>>>>>
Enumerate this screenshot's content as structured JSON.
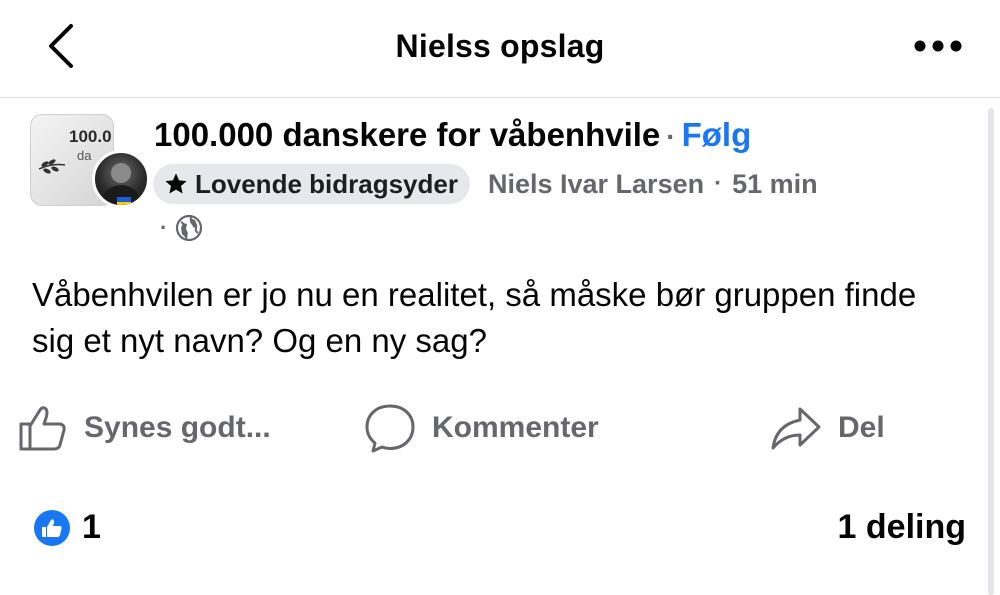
{
  "header": {
    "title": "Nielss opslag",
    "back_icon": "chevron-left-icon",
    "more_icon": "more-horizontal-icon"
  },
  "post": {
    "group_name": "100.000 danskere for våbenhvile",
    "follow_label": "Følg",
    "group_avatar_text": "100.0",
    "group_avatar_sub": "da",
    "badge_label": "Lovende bidragsyder",
    "badge_icon": "star-icon",
    "author": "Niels Ivar Larsen",
    "time": "51 min",
    "privacy_icon": "globe-icon",
    "text": "Våbenhvilen er jo nu en realitet, så måske bør gruppen finde sig et nyt navn? Og en ny sag?"
  },
  "actions": {
    "like_label": "Synes godt...",
    "comment_label": "Kommenter",
    "share_label": "Del"
  },
  "stats": {
    "like_count": "1",
    "shares": "1 deling"
  },
  "colors": {
    "accent": "#1877f2",
    "secondary_text": "#65676b",
    "badge_bg": "#e6e8eb"
  }
}
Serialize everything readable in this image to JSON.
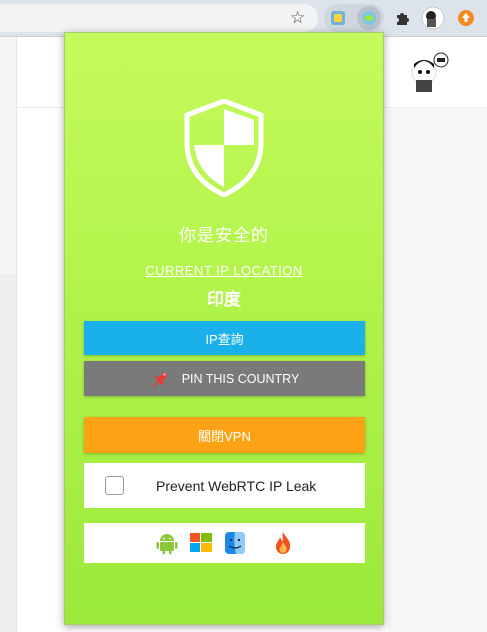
{
  "browser": {
    "bookmark_icon": "star-icon",
    "extensions": [
      "extension-icon",
      "vpn-extension-icon",
      "puzzle-icon",
      "profile-avatar-icon",
      "update-icon"
    ]
  },
  "popup": {
    "status_text": "你是安全的",
    "location_link": "CURRENT IP LOCATION",
    "country": "印度",
    "ip_lookup_button": "IP查詢",
    "pin_button": "PIN THIS COUNTRY",
    "disconnect_button": "關閉VPN",
    "webrtc_label": "Prevent WebRTC IP Leak",
    "webrtc_checked": false,
    "platforms": [
      "android-icon",
      "windows-icon",
      "mac-finder-icon",
      "fire-icon"
    ]
  },
  "colors": {
    "popup_top": "#c5fa5c",
    "popup_bottom": "#9be93a",
    "ip_button": "#1ab0ea",
    "pin_button": "#7a7a7a",
    "vpn_button": "#fca315"
  }
}
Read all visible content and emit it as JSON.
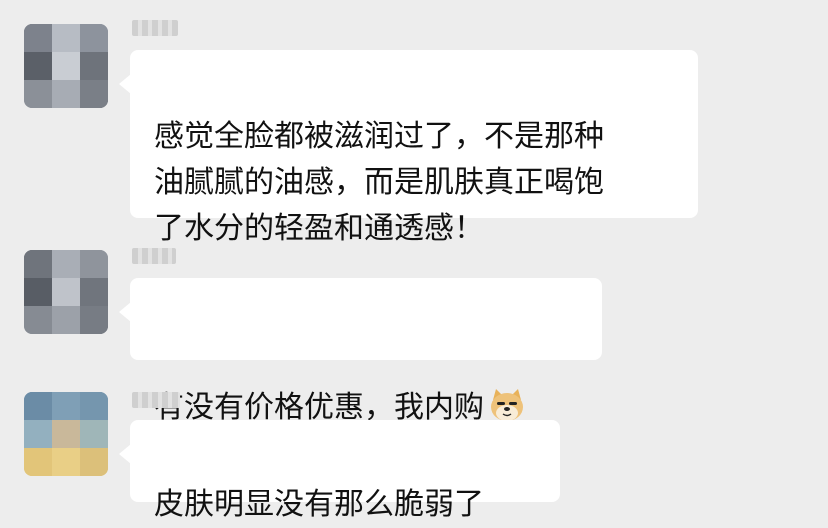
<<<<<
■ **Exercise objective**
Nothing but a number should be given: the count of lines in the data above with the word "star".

■ **Answer to the problem**
2